The next question is whether needs play in at all. Consider the Pirates situation. They seem to have a somewhat decent offense, but their pitching is abysmal. Should they draft Cole, knowing he’ll move quickly and be excellent? Probably not. First of all, the Pirates could still use an All-Star 3B to move Pedro Alvarez to first, but the most important thing when you are spending so much money is to get something back for it. Rendon gives you the best chance. Position players give you the best chance. NFL and NBA teams can worry about needs. MLB teams can’t, and as fans, we need to recognize the difference between the drafts.
Okay, so now we still have to worry about getting pitchers. No one can simply abandon getting pitchers. I think the Royals system shows the way. In the first 5 rounds of their past 4 drafts, 12 of the Royals’ 20 picks have been pitchers, but looking only at rounds 1 and 2, 5 of their 8 picks have been position players. During early rounds when they are spending a premium, they seem to be focusing more on position players to get a return on investment, but they won’t avoid a premium pitcher if they believe he’s the best on the board. Over the next few rounds when there’s still talent left, the Royals seem to be pouncing on pitching, especially high school pitching (only Dwyer was a selection out of college), to get quality and quantity without terribly overspending for it. Over the past few years, the Royals also appear to be scouring Latin American more.
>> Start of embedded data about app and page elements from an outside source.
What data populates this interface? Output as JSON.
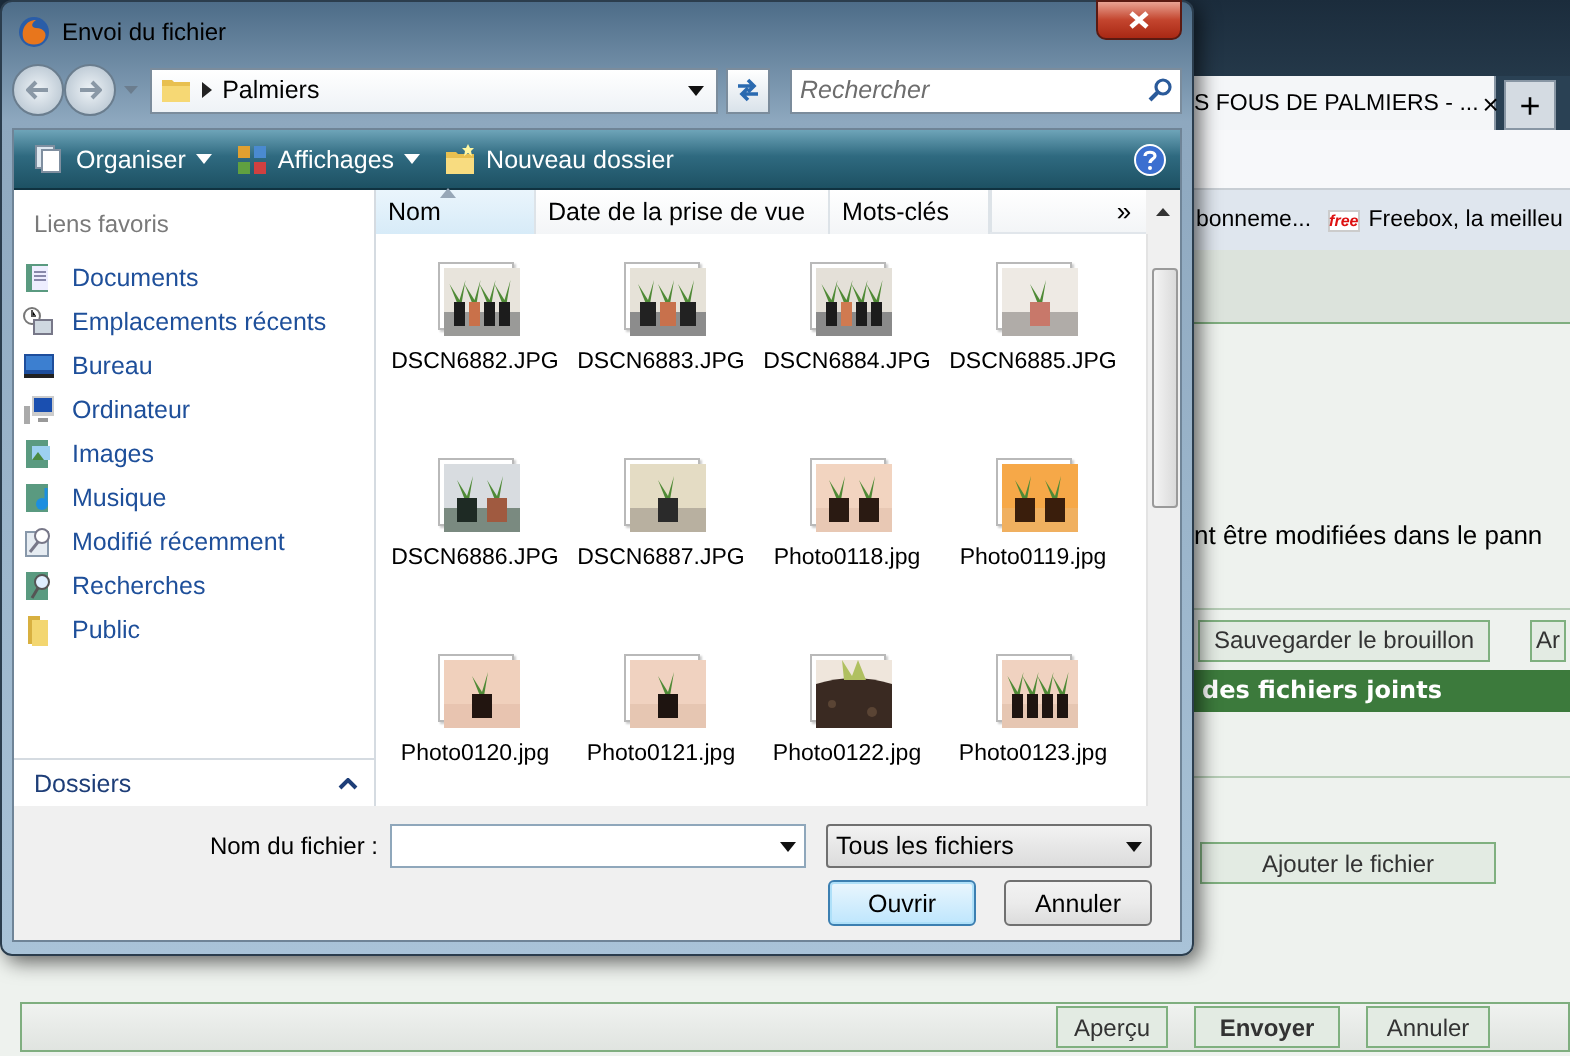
{
  "browser": {
    "tab": {
      "title": "S FOUS DE PALMIERS - ...",
      "close": "×"
    },
    "new_tab": "+",
    "bookmarks": [
      {
        "label": "bonneme..."
      },
      {
        "label": "Freebox, la meilleu",
        "badge": "free"
      }
    ],
    "page": {
      "notice": "nt être modifiées dans le pann",
      "draft_buttons": [
        "Sauvegarder le brouillon",
        "Ar"
      ],
      "section_title": "des fichiers joints",
      "add_file_button": "Ajouter le fichier",
      "bottom_buttons": [
        {
          "label": "Aperçu",
          "primary": false
        },
        {
          "label": "Envoyer",
          "primary": true
        },
        {
          "label": "Annuler",
          "primary": false
        }
      ]
    }
  },
  "dialog": {
    "title": "Envoi du fichier",
    "path": "Palmiers",
    "search": {
      "placeholder": "Rechercher"
    },
    "toolbar": [
      {
        "label": "Organiser",
        "dropdown": true
      },
      {
        "label": "Affichages",
        "dropdown": true
      },
      {
        "label": "Nouveau dossier",
        "dropdown": false
      }
    ],
    "favorites_heading": "Liens favoris",
    "favorites": [
      {
        "label": "Documents"
      },
      {
        "label": "Emplacements récents"
      },
      {
        "label": "Bureau"
      },
      {
        "label": "Ordinateur"
      },
      {
        "label": "Images"
      },
      {
        "label": "Musique"
      },
      {
        "label": "Modifié récemment"
      },
      {
        "label": "Recherches"
      },
      {
        "label": "Public"
      }
    ],
    "folders_label": "Dossiers",
    "columns": [
      {
        "label": "Nom",
        "sorted": true
      },
      {
        "label": "Date de la prise de vue",
        "sorted": false
      },
      {
        "label": "Mots-clés",
        "sorted": false
      }
    ],
    "more_columns": "»",
    "files": [
      {
        "name": "DSCN6882.JPG",
        "kind": "picture"
      },
      {
        "name": "DSCN6883.JPG",
        "kind": "picture"
      },
      {
        "name": "DSCN6884.JPG",
        "kind": "picture"
      },
      {
        "name": "DSCN6885.JPG",
        "kind": "picture"
      },
      {
        "name": "DSCN6886.JPG",
        "kind": "picture"
      },
      {
        "name": "DSCN6887.JPG",
        "kind": "picture"
      },
      {
        "name": "Photo0118.jpg",
        "kind": "picture"
      },
      {
        "name": "Photo0119.jpg",
        "kind": "picture"
      },
      {
        "name": "Photo0120.jpg",
        "kind": "picture"
      },
      {
        "name": "Photo0121.jpg",
        "kind": "picture"
      },
      {
        "name": "Photo0122.jpg",
        "kind": "picture"
      },
      {
        "name": "Photo0123.jpg",
        "kind": "picture"
      }
    ],
    "filename_label": "Nom du fichier :",
    "file_type": "Tous les fichiers",
    "buttons": [
      {
        "label": "Ouvrir",
        "default": true
      },
      {
        "label": "Annuler",
        "default": false
      }
    ]
  }
}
Latin America is a cheap source of labor (the ethics left alone for another discussion), and teams could really try to load up on pitching by signing live arms from the area to bolster their farm system.
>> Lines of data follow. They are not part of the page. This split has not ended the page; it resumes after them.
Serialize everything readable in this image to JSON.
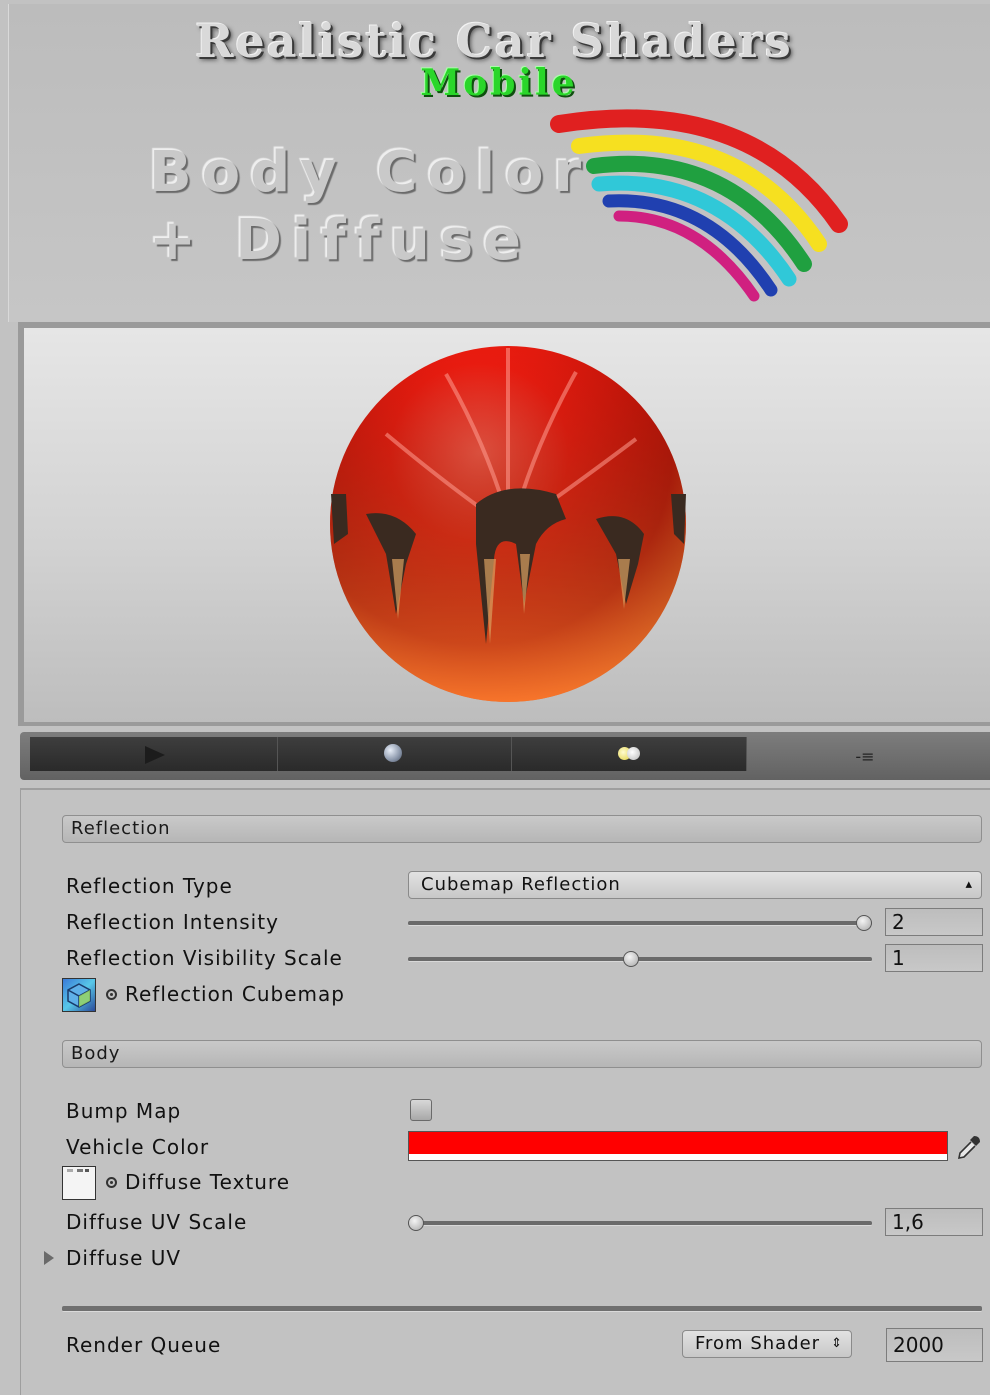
{
  "banner": {
    "title": "Realistic Car Shaders",
    "subtitle": "Mobile",
    "line1": "Body Color",
    "line2": "+ Diffuse"
  },
  "preview": {
    "toolbar": {
      "play": "play-icon",
      "sphere": "sphere-preview-icon",
      "lights": "lights-icon",
      "menu": "-≡"
    }
  },
  "inspector": {
    "reflection_section": "Reflection",
    "reflection_type_label": "Reflection Type",
    "reflection_type_value": "Cubemap Reflection",
    "reflection_intensity_label": "Reflection Intensity",
    "reflection_intensity_value": "2",
    "reflection_intensity_fraction": 1.0,
    "reflection_visibility_label": "Reflection Visibility Scale",
    "reflection_visibility_value": "1",
    "reflection_visibility_fraction": 0.48,
    "reflection_cubemap_label": "Reflection Cubemap",
    "body_section": "Body",
    "bump_map_label": "Bump Map",
    "bump_map_checked": false,
    "vehicle_color_label": "Vehicle Color",
    "vehicle_color": "#ff0000",
    "diffuse_texture_label": "Diffuse Texture",
    "diffuse_uv_scale_label": "Diffuse UV Scale",
    "diffuse_uv_scale_value": "1,6",
    "diffuse_uv_scale_fraction": 0.0,
    "diffuse_uv_label": "Diffuse UV",
    "render_queue_label": "Render Queue",
    "render_queue_mode": "From Shader",
    "render_queue_value": "2000"
  }
}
Now, what does this mean for the Yankees? First of all, it sucks that the Yankees tried their hardest to get Cole in 2008, and he’s now potentially the best player available in the draft. Second, you would hope the Yankees would use early-round picks on position players, but they should take a pitcher if they believe he is significantly better than the best available position player. 5 of their past 9 first and second round selections have been hitters, including each of their last 4, and getting nice prospects like Brett Marshall and Adam Warren in later rounds are nice finds as well. Third, you have to like how they have pursued Latin America, getting 3 of their top 4 prospects and 2 of their top 4 pitching prospects and Ivan Nova from there. In the end, the team should pursue more upper-level pitchers, but when it comes to spending the big bucks, they should lay them down on position players.